*** Opening INPUT RECORDS ***

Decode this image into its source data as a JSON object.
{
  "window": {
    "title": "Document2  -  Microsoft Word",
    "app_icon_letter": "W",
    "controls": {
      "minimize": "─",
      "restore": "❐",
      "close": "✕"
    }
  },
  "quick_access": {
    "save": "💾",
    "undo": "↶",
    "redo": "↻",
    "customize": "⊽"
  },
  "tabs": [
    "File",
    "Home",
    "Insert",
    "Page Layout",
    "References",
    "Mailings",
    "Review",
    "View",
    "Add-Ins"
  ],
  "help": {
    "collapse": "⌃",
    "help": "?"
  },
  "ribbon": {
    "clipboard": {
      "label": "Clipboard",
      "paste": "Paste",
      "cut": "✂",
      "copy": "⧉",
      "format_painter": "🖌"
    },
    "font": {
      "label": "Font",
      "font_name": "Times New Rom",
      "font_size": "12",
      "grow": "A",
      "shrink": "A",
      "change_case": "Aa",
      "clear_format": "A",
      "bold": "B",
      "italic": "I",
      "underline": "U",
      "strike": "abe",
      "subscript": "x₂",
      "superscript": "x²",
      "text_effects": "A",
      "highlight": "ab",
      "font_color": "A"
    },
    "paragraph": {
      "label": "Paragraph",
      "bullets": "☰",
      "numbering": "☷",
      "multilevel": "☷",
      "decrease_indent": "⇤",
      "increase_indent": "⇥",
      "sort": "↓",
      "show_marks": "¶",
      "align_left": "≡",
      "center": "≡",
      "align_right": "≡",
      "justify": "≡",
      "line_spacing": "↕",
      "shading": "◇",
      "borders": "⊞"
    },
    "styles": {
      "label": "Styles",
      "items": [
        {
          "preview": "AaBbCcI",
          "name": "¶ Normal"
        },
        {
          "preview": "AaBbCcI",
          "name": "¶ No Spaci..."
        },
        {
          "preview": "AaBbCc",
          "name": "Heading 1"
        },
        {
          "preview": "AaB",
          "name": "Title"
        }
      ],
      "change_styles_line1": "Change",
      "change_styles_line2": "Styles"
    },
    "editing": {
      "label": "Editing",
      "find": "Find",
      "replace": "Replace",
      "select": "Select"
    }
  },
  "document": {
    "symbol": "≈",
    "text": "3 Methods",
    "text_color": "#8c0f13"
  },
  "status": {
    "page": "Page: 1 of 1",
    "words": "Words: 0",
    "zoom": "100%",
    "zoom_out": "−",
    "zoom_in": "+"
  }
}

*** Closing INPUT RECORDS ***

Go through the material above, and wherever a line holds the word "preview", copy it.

          "preview": "AaBbCcI",
          "preview": "AaBbCcI",
          "preview": "AaBbCc",
          "preview": "AaB",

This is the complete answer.